### Shuffle NumPy Array

A NumPy array can be randomly shuffled in-place using the *shuffle()* NumPy function.

The example below demonstrates how to shuffle a NumPy array.

1 2 3 4 5 6 7 8 9 10 11 |
# randomly shuffle a sequence from numpy.random import seed from numpy.random import shuffle # seed random number generator seed(1) # prepare a sequence sequence = [i for i in range(20)] print(sequence) # randomly shuffle the sequence shuffle(sequence) print(sequence) |

Running the example first generates a list of 20 integer values, then shuffles and prints the shuffled array.

1 2 |
[0, 1, 2, 3, 4, 5, 6, 7, 8, 9, 10, 11, 12, 13, 14, 15, 16, 17, 18, 19] [3, 16, 6, 10, 2, 14, 4, 17, 7, 1, 13, 0, 19, 18, 9, 15, 8, 12, 11, 5] |

### Further Reading

This section provides more resources on the topic if you are looking to go deeper.

- Embrace Randomness in Machine Learning
- random – Generate pseudo-random numbers
- Random sampling in NumPy
- Pseudorandom number generator on Wikipedia

## Summary

In this tutorial, you discovered how to generate and work with random numbers in Python.

Specifically, you learned:

- That randomness can be applied in programs via the use of pseudorandom number generators.
- How to generate random numbers and use randomness via the Python standard library.
- How to generate arrays of random numbers via the NumPy library.

Do you have any questions?

Ask your questions in the comments below and I will do my best to answer.

Beautiful!
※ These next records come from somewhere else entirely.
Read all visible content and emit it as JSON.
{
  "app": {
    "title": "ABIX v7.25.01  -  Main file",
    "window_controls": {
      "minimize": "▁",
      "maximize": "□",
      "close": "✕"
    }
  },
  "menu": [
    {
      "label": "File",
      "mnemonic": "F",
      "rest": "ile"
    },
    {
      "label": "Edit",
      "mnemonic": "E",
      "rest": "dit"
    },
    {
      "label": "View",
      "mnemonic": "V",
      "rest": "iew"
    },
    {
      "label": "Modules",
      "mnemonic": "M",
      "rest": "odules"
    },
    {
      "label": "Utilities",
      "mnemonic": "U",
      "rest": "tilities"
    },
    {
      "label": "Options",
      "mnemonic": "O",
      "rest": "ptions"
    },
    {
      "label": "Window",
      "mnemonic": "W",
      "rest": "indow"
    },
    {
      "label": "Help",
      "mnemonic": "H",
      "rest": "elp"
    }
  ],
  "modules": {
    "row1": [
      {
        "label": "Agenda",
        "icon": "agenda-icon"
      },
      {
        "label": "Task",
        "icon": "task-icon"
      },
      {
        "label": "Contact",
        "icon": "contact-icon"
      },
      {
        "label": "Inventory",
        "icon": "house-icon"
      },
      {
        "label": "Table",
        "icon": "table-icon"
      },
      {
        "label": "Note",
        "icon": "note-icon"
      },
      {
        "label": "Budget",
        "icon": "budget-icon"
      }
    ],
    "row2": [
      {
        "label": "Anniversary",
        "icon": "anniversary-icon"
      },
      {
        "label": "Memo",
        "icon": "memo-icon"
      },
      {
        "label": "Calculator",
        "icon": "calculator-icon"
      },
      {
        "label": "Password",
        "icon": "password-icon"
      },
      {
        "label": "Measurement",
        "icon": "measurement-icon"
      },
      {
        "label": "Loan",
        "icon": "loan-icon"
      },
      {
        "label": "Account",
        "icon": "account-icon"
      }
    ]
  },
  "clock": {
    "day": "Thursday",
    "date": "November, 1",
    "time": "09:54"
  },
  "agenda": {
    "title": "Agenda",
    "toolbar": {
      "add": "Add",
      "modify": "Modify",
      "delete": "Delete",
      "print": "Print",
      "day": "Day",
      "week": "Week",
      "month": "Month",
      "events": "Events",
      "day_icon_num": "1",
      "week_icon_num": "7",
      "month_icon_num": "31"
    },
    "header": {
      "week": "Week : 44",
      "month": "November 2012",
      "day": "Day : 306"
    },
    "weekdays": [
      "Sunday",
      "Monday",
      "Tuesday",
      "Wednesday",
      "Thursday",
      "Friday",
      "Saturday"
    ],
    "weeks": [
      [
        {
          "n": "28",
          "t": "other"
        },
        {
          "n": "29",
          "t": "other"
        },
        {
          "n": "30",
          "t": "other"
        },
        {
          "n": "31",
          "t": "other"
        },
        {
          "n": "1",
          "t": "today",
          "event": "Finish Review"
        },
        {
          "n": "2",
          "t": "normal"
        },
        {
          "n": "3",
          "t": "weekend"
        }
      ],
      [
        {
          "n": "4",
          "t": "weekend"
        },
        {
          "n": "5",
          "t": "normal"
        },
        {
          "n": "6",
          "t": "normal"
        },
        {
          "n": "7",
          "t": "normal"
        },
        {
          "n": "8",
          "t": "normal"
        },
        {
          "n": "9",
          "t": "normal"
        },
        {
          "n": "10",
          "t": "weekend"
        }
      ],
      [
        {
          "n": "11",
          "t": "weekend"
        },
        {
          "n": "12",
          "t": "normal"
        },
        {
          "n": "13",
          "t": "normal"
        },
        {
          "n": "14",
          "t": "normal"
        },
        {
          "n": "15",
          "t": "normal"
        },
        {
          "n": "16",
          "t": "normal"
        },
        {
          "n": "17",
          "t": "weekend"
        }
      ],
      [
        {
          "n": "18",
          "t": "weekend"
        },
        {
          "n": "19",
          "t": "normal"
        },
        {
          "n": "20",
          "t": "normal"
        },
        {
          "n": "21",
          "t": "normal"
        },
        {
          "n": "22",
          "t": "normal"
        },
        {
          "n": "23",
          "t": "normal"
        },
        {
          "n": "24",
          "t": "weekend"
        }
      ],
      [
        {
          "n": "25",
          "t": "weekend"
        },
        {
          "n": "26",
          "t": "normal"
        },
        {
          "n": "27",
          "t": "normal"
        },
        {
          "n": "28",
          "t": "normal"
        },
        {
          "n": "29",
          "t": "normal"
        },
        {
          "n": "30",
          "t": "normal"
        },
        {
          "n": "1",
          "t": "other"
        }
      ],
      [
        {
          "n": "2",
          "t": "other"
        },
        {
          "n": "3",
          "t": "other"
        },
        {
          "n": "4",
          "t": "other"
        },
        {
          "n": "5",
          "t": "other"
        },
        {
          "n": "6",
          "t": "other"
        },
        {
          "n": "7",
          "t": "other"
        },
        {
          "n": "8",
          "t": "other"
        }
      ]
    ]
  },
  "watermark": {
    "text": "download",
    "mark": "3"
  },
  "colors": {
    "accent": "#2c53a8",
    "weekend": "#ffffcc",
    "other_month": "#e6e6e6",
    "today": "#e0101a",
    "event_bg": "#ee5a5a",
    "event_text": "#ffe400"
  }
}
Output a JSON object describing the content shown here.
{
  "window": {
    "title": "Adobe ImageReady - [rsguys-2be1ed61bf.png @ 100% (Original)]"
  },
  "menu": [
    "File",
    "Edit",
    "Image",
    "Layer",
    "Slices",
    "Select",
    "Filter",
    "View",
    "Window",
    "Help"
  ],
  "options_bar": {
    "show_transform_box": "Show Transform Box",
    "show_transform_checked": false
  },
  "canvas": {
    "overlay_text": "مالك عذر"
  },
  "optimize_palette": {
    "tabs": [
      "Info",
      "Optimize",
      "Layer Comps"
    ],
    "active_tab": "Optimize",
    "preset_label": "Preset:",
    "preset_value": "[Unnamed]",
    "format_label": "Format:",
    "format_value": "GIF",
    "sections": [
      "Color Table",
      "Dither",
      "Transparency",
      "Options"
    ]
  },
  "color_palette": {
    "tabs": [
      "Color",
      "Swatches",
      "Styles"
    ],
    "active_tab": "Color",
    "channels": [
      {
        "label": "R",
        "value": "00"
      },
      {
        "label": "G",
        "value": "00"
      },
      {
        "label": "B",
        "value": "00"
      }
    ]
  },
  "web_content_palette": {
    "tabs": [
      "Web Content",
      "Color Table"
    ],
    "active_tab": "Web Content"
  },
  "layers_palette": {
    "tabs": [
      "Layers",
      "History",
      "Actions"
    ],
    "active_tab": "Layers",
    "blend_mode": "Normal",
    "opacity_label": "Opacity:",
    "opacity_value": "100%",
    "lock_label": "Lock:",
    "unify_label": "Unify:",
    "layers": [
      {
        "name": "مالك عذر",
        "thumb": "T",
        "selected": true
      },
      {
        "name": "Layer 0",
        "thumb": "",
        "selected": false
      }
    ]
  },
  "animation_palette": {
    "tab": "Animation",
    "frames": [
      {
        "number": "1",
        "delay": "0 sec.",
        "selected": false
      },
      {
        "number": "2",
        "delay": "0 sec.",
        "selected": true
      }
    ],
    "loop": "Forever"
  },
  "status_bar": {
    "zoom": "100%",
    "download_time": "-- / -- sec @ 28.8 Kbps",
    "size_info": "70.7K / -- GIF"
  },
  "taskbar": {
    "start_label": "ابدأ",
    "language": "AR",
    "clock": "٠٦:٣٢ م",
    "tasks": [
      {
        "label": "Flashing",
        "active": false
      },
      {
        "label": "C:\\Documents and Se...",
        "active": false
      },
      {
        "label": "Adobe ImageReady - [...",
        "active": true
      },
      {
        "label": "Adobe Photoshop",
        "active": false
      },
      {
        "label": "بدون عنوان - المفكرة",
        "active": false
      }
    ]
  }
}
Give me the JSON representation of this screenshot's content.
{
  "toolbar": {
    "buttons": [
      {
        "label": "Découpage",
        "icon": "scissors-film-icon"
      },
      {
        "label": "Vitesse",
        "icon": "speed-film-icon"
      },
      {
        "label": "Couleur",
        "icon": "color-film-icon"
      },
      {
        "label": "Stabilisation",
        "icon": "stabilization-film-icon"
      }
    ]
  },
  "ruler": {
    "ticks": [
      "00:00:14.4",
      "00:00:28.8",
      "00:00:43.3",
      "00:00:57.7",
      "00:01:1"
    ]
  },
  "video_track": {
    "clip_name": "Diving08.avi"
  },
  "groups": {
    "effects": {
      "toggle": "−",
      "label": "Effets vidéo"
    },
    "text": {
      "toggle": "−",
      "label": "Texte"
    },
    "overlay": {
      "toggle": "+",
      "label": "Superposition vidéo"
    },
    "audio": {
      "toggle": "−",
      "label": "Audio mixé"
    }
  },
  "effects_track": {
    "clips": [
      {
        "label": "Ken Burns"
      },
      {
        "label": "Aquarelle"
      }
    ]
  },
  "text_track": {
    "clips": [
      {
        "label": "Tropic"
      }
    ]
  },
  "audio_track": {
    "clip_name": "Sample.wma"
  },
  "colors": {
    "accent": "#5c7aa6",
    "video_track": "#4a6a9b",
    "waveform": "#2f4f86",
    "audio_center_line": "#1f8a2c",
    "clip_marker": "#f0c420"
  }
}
Thank you so much! This was just what I needed today and I found it randomly, or should I say pseudorandomly! Haha!

I’m glad it helped.

thanks for great article … It helped me to understand the different ways to generate random numbers..

Thanks.

This is quite helpful Jason.

Thanks

I’m glad to hear it.

Very informative blog!

I have a question:

What is the significance of the number that we pass to .seed() ?

e.g. if I run following codes:

#Code 1:

np.random.seed(0)

np.random.rand(4)

#Code 2:

np.random.seed(10)

np.random.rand(4)

Both show different output. So, what is the difference in np.random.seed(10) and np.random.seed(0) ?

It is feed into the equation that starts the sequence of random numbers. The same seed will give the same sequence of randomness.